Russian Spotlight: Children Help Brighten the Future for Tigers
Look into the face of a smiling child and it makes you happy. Gaze upon 10 smiling children, it’s joy. But when you look out at a few thousand laughing and singing young people, marching down the street with bright painted faces and orange suits, the feeling is nothing short of euphoria.
And even better: these children aren’t just having fun; they are taking part in protecting one of the world’s most magnificent and endangered species: the tiger. So there I was at Tiger Day 2011 in Vladivostok, the capital city of the Russian Far East, where thousands of school children paraded downVladivostok’s main boulevard chanting, singing, shouting for tiger protection. In the forests nearby, Russia’s last 300-400 wild Siberian (Amur) tigers hang on to existence by their claws.
Several children led the procession wearing T-shirts with the International Fund for Animal Welfare (IFAW) slogan, "Will only words remain?" The same question was emblazoned on large screens along the parade route. This was all part of an IFAW public awareness campaign that calls attention to the fragility of the world’s tiger population, which has plummeted by 97% in the past century to as few as 3,000 tigers living in the wild.
The procession ended at the city's central square where more than 500 people poured into the IFAW tent over the course of the afternoon. A concert and presentation by Tiger Day organizers featured a video message from IFAW Russia celebrity-suppoter Artemia Trinity:
and a clip about IFAW’s Khasan anti-poaching team, who protect tigers in the nearby reserves of Primorskye Province. We also announced the two Khasan rangers who have won a spot on the next Tiger Watch exchange trip to India in appreciation of their many years of valiant work: Andrei Onishchenko and Ivan Khobotnev. On behalf of the US Government, IFAW also presented the newest stamp of the U.S. Postal Service, which features an image of an Amur tiger cub and will help raise funds for endangered species conservation. The animals of the world don’t recognize political boundaries so it’s meaningful when people put boundaries aside as well to help animals that may live far from their own country. At the end of the holiday on a stage show our own Roar! movie of children speaking out for tiger conservation.
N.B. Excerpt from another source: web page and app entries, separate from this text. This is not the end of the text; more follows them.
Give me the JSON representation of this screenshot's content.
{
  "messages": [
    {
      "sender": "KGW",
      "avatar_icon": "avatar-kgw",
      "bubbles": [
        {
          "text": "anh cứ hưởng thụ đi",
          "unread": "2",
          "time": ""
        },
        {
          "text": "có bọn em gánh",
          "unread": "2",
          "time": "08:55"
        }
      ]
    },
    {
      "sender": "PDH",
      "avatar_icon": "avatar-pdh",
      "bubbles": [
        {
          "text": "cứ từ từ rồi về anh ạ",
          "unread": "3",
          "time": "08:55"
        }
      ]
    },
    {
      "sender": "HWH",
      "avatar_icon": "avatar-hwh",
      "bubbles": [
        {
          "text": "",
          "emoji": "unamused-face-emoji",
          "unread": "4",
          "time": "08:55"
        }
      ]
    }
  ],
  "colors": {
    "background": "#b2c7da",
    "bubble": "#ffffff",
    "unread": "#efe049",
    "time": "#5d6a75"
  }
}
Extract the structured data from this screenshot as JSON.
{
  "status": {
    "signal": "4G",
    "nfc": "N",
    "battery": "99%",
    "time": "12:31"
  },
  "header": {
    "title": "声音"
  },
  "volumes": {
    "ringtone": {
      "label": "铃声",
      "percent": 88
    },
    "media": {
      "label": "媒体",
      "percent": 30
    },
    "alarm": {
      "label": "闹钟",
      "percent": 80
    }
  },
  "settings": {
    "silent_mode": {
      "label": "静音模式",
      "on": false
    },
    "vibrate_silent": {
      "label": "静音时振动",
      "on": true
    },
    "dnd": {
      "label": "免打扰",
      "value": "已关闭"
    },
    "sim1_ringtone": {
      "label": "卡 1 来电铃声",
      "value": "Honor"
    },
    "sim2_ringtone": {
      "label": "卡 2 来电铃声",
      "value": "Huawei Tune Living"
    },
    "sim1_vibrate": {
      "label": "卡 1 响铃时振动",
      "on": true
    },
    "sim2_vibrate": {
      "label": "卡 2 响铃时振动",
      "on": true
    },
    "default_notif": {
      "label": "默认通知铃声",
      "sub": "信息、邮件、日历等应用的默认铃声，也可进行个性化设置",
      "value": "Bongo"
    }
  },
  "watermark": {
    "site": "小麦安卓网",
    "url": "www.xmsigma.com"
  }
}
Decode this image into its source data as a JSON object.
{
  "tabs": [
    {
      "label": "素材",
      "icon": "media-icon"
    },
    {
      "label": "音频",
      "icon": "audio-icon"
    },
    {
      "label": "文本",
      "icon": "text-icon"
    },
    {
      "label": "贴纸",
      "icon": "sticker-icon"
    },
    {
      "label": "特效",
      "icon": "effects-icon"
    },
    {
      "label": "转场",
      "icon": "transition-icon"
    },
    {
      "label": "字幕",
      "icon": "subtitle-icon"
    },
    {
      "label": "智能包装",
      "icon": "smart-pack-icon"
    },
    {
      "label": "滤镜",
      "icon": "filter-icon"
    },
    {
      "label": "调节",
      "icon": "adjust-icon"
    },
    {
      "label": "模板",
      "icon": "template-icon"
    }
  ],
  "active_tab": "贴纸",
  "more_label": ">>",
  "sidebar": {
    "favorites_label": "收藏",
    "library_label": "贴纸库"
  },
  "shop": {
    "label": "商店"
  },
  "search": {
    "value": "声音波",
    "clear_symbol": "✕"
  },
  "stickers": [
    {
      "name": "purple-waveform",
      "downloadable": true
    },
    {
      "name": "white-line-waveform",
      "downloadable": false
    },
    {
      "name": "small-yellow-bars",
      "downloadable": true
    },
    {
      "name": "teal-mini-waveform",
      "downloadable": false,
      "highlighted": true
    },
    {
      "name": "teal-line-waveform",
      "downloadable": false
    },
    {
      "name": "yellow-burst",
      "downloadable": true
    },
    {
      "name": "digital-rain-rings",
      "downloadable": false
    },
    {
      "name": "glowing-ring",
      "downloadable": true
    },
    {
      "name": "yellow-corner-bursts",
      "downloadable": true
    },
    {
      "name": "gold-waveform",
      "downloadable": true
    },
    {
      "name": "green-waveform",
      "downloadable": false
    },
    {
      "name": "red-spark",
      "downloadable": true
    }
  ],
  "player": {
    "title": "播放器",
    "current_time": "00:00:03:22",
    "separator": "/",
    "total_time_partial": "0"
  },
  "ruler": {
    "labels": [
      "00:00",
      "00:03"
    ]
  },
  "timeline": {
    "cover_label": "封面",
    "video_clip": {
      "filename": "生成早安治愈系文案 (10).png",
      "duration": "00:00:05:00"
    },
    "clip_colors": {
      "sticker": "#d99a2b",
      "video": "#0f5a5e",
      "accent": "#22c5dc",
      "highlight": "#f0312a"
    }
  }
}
Listen to the children. They know what they want. They want to grow up in a world with wild tigers. And that’s what yesterday in Vladivostok was all about. -- LA